In late January, the S&P 500 Index was trading at north of 19x forward earnings at the peak and post-correction closed the quarter at 17x expected 2018 earnings. While this does not approach the worst valuation conditions we have seen in our years, equities are simply not cheap. Earnings growth can absorb a lot of downside pressure but companies will need to deliver.
Despite a bevy of geopolitical concerns, the Federal Reserve remained on pace to normalize policy. The Fed lifted the target range for interest rates to 1.50%-1.75%, citing stable economic fundamentals. The Fed also forecast higher growth and inflation targets but stated the concerns as near-term given the transitory impact expected from tax cuts and fiscal spending policy.
As we stated in our last Perspectives, inflation remains our primary concern as we are approaching the later stages of this economic cycle. Inflation concerns ignited volatility early in February, but more recent economic reports have alleviated many fears. Recent data suggest more measured wage growth and potentially more slack in the labor markets due to job additions. While near-term inflation concerns appear to have subsided, we will continue to monitor this data closely and inflation remains our top concern as we look forward.
Just as February’s bout of heightened volatility appeared to be subsiding, talk of a trade war gripped the markets after the Trump Administration proposed levies on certain Chinese imports, most notably steel and aluminum. Chinese leadership fired back, proposing increased tariffs on U.S. exports to China, sparking fears among investors. Historically, trade tariffs have been inflationary and that has traditionally put downward pressure on valuations and asset prices, especially the U.S. dollar. At the end of the day, we view the threat of a trade war with China as a low-probability event, as neither country wins and both lose. But political theater often plays out in public, while the real negotiations will be private.
As this battle between the positives and the negatives play out in the next several months, we expect volatility to remain elevated yet not quite as severe as in recent weeks. From a portfolio management perspective, tactical decisions will be required to successfully navigate this environment. This means managing position sizing – trimming holdings that have grown too large or have become too expensive and adding to others that we believe to be undervalued. In that sense, volatility can be good if we use it to our advantage. It also means that it is imperative for clients to communicate any needs for liquidity with as much advance notice as possible.
As we look to the balance of 2018, we believe that our strategies are well positioned for the risk-reward opportunities that we see. While uncertainty is a constant, we remain focused on owning great companies run by bright people with attractive growth opportunities or the ability to return cash to shareholders. We continue to believe that International markets offer attractive growth prospects and are encouraged by an improving Fixed Income market.
Please feel free to reach out to us to review your personal situation so that we can ensure that we have built your portfolio to accommodate your various needs and address any concerns that you may have. We appreciate the opportunity to serve you and appreciate the trust and confidence that you have placed in our firm.

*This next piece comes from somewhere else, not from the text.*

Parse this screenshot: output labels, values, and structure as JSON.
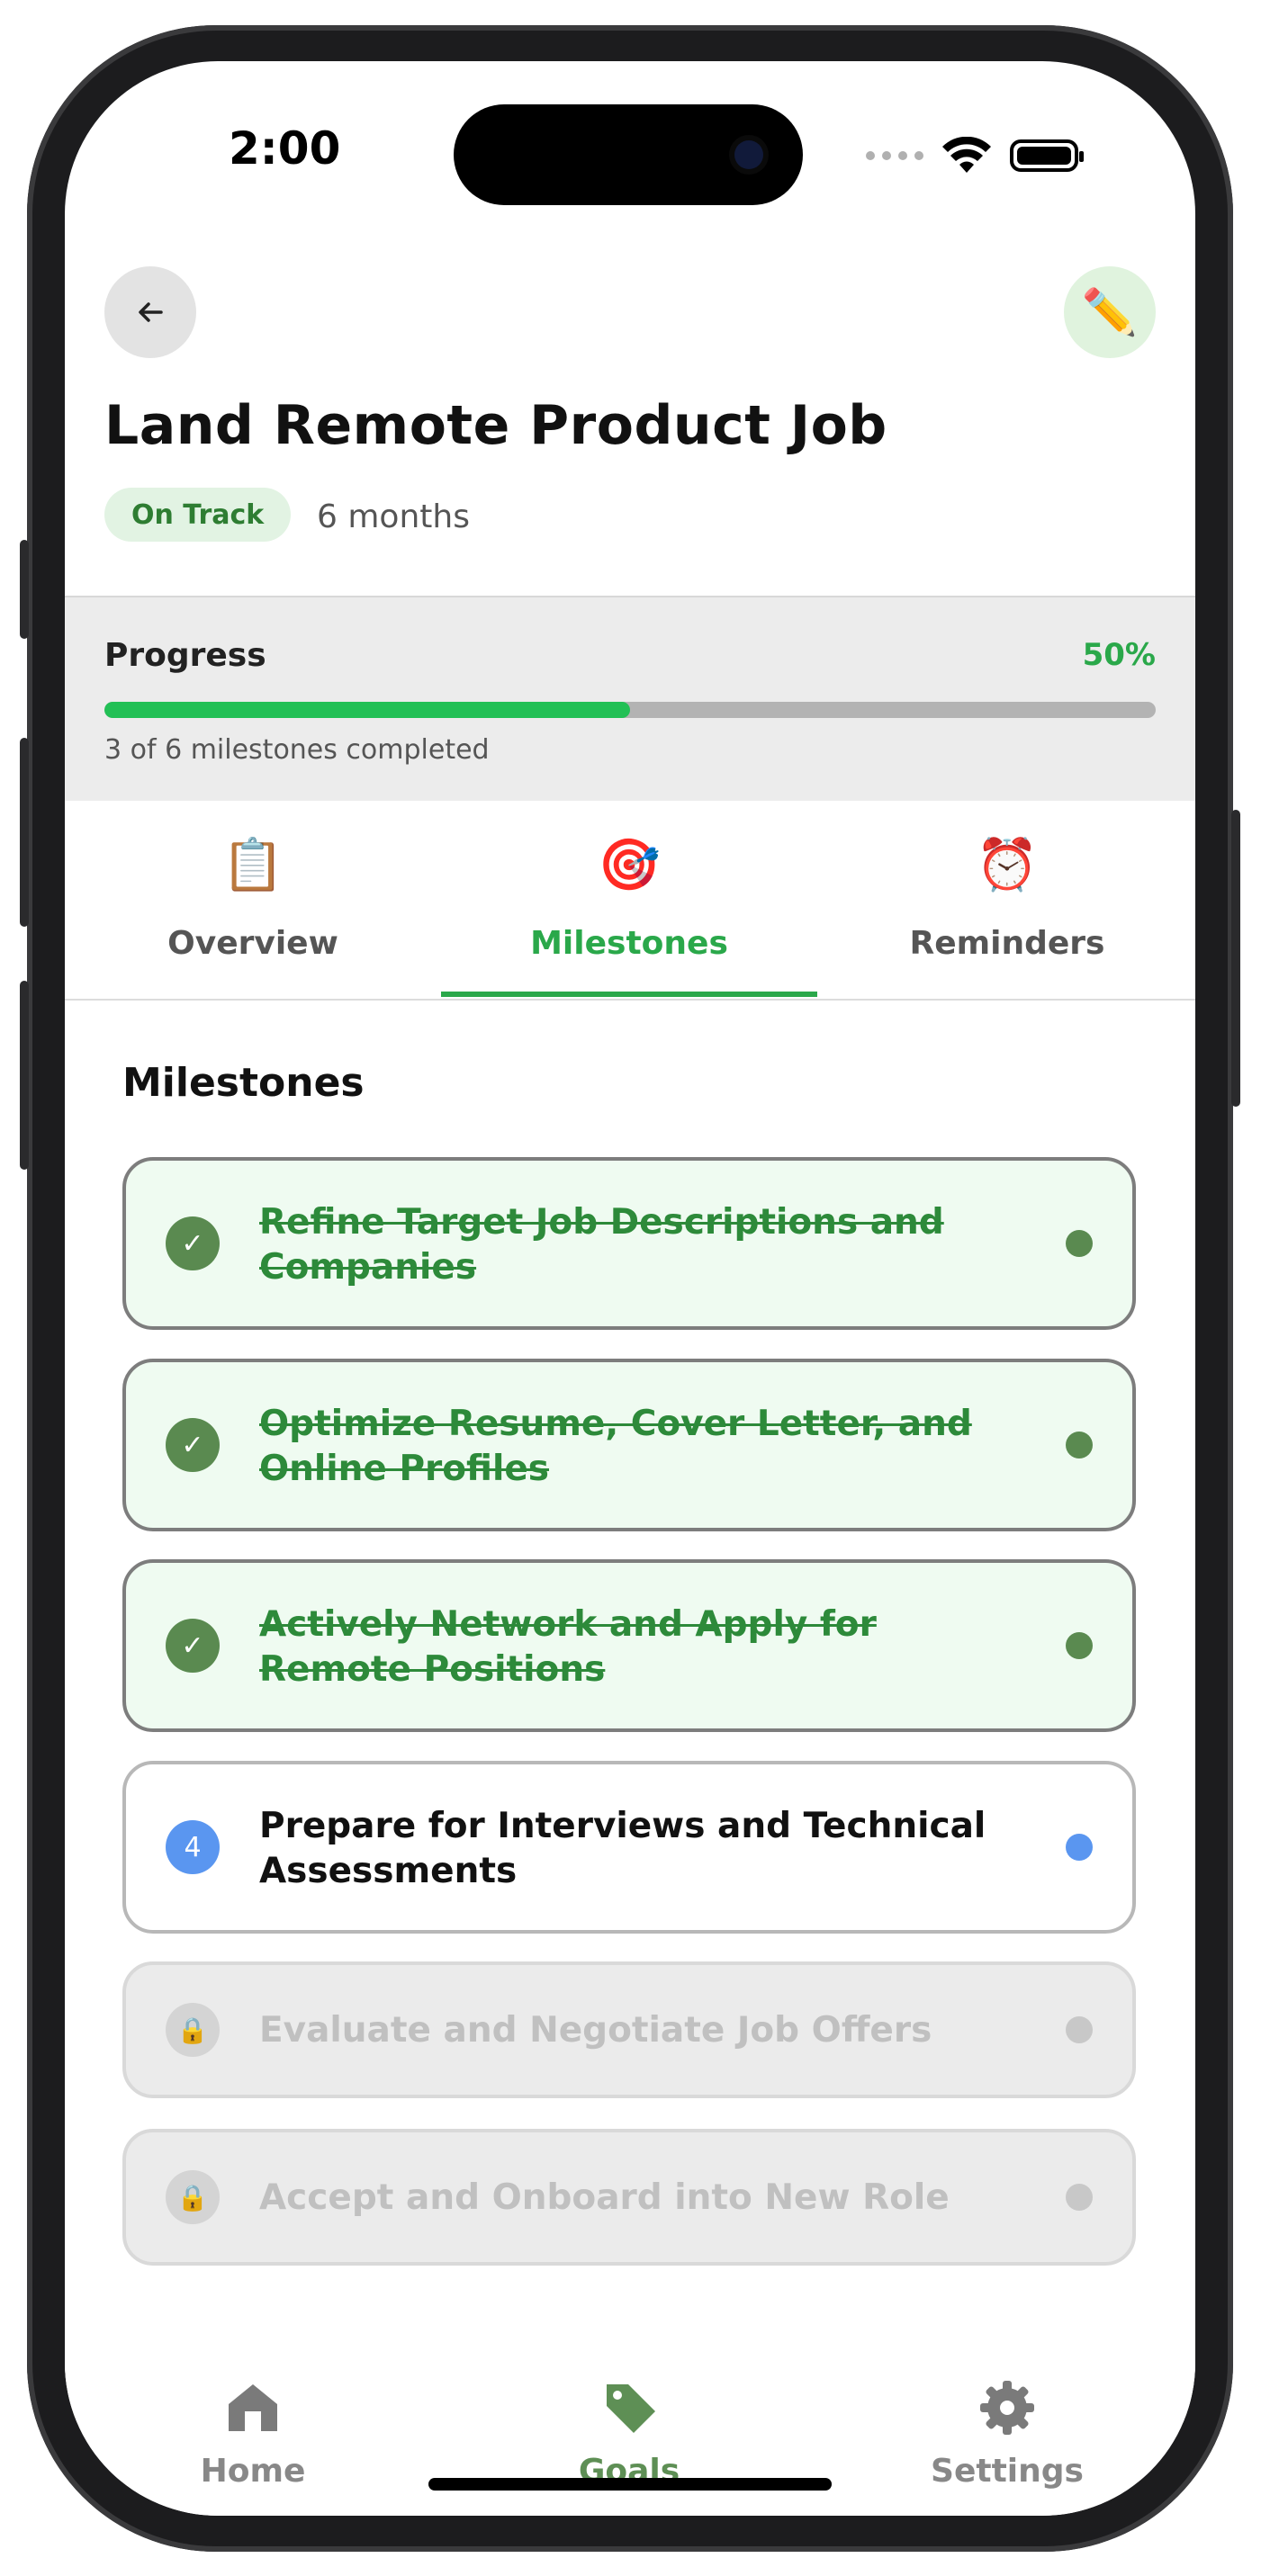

Joseph P. Biondo
Chief Executive Officer
Chief Investment Officer
Sources: Volatility – Bloomberg & NBC News, Indices – Bloomberg, Strategies – IAS, Earnings – FACTSET, Bloomberg & Forbes, Unemployment – U.S. Dept of Labor & CNN Money.
The information set forth regarding investments was obtained from sources that we believe reliable but we do not guarantee its accuracy or completeness. Neither the information nor opinion expressed constitutes a solicitation by us of the purchase or sale of any securities. Past performance does not guarantee future results.